Recorded data Block Start

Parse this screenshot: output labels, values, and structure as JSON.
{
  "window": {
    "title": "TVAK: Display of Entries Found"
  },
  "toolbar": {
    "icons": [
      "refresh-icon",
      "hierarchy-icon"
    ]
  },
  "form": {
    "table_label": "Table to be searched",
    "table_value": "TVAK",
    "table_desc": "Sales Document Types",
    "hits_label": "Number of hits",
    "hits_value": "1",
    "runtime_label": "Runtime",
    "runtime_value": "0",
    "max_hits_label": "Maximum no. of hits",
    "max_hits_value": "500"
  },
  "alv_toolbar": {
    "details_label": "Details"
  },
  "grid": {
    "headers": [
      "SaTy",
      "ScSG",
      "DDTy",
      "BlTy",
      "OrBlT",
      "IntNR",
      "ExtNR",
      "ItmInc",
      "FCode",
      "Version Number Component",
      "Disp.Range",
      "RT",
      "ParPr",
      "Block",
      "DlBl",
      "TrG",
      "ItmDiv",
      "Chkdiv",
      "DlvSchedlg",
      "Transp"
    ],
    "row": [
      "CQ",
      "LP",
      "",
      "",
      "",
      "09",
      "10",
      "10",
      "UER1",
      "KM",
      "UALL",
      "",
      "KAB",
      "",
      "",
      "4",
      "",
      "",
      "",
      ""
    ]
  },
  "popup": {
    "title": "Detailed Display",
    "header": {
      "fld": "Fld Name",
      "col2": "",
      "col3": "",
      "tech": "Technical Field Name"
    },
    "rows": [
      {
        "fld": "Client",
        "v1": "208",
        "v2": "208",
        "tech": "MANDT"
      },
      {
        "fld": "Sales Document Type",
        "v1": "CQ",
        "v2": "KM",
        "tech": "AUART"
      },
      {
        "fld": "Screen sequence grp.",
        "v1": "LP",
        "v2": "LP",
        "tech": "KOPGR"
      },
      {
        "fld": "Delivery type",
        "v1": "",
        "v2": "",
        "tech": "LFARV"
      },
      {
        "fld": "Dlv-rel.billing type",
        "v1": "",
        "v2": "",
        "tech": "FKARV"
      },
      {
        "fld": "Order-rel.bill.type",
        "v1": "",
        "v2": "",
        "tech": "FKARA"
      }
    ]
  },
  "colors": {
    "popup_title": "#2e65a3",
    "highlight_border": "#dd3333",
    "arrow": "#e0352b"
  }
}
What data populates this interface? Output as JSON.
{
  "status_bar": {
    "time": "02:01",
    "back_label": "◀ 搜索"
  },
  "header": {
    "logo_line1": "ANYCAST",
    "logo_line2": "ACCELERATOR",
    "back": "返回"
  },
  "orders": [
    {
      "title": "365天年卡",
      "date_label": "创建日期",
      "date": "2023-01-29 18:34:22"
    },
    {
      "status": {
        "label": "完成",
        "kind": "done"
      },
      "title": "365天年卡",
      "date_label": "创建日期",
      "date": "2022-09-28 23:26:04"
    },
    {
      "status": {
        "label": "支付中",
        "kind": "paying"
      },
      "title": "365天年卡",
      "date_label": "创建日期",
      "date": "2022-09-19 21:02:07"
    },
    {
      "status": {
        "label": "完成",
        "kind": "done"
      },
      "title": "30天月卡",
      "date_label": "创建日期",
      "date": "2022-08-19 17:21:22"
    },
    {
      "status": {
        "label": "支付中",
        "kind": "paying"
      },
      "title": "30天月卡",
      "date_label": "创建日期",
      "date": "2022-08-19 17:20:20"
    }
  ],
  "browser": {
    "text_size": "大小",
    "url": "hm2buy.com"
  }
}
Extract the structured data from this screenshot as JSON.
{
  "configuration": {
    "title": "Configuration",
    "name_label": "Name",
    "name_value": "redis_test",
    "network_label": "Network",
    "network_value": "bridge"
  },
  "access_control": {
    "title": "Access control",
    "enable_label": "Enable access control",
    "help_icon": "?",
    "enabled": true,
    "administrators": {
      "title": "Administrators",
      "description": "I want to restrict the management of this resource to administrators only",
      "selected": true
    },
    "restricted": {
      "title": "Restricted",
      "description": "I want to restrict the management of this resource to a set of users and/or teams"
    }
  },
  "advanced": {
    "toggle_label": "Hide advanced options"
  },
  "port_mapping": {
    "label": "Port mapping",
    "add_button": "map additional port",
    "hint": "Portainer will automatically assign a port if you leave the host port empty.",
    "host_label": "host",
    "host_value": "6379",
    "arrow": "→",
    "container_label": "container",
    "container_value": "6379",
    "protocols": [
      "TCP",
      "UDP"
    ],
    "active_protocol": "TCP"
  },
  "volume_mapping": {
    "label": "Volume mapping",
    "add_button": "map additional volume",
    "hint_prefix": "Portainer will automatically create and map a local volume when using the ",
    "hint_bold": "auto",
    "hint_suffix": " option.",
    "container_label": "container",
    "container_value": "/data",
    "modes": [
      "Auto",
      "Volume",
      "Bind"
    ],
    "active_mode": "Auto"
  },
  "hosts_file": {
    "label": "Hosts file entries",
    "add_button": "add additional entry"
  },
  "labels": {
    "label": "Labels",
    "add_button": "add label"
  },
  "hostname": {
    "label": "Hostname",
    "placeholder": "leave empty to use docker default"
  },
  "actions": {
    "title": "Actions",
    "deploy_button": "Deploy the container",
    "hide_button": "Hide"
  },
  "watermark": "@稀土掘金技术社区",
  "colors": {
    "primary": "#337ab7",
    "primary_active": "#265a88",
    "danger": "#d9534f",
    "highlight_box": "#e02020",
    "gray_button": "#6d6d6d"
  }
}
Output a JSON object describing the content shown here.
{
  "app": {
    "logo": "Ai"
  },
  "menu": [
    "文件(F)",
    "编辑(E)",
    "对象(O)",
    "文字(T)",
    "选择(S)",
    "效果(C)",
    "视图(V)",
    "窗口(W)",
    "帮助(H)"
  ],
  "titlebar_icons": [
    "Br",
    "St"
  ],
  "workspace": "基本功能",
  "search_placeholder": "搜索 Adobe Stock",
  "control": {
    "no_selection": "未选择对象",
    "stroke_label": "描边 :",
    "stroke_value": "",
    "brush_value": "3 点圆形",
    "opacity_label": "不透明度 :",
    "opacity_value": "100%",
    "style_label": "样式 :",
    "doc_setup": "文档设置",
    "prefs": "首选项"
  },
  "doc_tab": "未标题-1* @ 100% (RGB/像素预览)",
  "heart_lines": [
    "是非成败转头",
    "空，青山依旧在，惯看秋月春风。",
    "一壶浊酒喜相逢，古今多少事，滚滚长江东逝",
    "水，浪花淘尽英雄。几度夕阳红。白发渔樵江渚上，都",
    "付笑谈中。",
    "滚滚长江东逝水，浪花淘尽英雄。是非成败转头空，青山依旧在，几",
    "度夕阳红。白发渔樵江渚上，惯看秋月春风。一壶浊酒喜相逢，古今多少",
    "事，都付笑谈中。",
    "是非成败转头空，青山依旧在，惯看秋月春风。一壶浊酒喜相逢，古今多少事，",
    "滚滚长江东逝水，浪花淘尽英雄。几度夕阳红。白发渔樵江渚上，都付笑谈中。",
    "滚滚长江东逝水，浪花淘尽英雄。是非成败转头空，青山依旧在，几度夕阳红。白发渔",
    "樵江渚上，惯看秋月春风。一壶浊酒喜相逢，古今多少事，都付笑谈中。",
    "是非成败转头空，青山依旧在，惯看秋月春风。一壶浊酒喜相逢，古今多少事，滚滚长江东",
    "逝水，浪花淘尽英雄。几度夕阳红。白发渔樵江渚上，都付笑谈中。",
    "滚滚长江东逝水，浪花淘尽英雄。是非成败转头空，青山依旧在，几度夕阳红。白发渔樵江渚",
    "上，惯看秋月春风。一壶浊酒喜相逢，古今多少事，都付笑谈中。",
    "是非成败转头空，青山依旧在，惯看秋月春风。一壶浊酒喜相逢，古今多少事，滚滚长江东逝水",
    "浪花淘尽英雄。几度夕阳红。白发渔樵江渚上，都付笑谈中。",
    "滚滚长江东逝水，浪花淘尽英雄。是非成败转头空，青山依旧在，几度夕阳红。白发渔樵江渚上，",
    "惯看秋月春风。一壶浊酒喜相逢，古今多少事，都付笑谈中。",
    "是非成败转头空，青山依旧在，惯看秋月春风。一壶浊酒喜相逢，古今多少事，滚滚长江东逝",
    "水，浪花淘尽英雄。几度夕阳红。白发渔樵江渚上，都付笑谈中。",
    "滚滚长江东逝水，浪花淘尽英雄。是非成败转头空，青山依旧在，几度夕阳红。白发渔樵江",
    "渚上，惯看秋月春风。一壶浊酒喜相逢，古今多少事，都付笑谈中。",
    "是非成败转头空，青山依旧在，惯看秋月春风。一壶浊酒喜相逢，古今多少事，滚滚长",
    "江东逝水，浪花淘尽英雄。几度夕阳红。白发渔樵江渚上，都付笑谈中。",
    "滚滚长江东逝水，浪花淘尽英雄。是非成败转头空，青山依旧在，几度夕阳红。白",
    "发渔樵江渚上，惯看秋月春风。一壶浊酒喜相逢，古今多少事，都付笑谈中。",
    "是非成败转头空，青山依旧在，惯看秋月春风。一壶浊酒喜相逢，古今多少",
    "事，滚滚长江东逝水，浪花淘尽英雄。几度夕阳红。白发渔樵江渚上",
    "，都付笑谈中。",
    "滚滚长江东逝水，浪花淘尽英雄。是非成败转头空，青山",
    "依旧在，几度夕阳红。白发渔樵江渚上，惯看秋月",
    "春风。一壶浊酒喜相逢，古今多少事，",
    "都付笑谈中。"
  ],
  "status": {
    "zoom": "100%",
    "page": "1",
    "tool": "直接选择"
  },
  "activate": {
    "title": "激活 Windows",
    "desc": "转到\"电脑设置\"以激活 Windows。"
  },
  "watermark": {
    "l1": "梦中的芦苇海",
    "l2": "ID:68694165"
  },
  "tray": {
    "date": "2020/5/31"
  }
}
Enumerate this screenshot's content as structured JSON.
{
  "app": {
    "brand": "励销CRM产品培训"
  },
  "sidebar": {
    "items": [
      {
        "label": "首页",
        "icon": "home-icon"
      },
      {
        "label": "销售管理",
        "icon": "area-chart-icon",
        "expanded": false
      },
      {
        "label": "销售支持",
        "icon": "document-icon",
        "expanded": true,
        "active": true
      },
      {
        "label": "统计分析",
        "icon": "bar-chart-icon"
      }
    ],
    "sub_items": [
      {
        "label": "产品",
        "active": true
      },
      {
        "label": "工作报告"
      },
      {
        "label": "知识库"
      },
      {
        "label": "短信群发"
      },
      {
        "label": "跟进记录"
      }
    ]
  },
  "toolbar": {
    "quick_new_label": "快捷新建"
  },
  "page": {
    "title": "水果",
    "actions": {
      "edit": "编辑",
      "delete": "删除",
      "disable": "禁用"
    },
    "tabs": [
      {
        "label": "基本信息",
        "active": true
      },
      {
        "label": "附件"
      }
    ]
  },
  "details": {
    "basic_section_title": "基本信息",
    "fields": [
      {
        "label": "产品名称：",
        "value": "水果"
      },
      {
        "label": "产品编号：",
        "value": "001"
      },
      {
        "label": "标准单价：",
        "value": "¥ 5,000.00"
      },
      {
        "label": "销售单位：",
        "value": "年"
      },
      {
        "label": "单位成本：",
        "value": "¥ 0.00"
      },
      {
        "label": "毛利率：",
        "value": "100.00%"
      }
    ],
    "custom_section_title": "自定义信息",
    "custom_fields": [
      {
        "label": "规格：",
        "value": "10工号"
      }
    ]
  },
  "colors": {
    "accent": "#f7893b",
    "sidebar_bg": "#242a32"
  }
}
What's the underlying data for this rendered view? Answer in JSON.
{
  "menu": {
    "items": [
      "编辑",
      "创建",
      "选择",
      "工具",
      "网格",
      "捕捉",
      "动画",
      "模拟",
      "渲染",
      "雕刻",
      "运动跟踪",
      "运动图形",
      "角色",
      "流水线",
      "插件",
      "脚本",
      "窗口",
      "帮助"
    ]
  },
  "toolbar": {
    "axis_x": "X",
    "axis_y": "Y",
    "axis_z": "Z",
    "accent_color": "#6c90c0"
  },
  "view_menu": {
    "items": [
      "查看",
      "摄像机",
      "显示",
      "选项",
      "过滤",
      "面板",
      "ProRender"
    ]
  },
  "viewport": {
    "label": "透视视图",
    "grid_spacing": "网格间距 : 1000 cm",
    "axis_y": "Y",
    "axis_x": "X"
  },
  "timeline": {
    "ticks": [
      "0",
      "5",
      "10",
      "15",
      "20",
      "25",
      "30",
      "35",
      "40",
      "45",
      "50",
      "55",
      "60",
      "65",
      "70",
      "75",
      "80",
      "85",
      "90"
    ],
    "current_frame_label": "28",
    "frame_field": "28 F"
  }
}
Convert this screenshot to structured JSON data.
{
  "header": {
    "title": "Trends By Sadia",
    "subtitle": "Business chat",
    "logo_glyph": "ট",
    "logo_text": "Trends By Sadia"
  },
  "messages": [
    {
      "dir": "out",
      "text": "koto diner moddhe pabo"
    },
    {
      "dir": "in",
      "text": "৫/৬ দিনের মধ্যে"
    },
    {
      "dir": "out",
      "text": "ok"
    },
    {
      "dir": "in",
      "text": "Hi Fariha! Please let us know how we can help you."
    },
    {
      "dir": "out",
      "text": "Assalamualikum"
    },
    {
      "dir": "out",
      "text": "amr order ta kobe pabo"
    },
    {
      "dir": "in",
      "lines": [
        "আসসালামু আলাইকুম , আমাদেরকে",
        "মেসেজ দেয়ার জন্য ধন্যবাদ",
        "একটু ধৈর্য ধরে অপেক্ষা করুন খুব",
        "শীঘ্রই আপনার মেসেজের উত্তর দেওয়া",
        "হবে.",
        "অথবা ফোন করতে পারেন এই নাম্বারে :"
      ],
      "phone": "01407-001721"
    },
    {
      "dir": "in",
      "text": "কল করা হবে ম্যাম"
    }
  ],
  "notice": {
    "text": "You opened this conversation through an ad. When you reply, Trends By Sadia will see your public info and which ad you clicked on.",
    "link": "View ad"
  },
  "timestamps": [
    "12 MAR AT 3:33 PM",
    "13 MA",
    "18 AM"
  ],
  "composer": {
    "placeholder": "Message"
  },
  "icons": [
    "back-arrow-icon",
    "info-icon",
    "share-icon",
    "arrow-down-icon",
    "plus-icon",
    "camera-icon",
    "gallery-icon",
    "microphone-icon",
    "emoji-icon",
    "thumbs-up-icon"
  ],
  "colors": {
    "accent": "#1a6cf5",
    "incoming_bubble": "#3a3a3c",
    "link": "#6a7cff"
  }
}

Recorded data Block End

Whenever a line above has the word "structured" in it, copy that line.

**Reply**
Extract the structured data from this screenshot as JSON.
Enumerate this screenshot's content as structured JSON.
Convert this screenshot to structured JSON data.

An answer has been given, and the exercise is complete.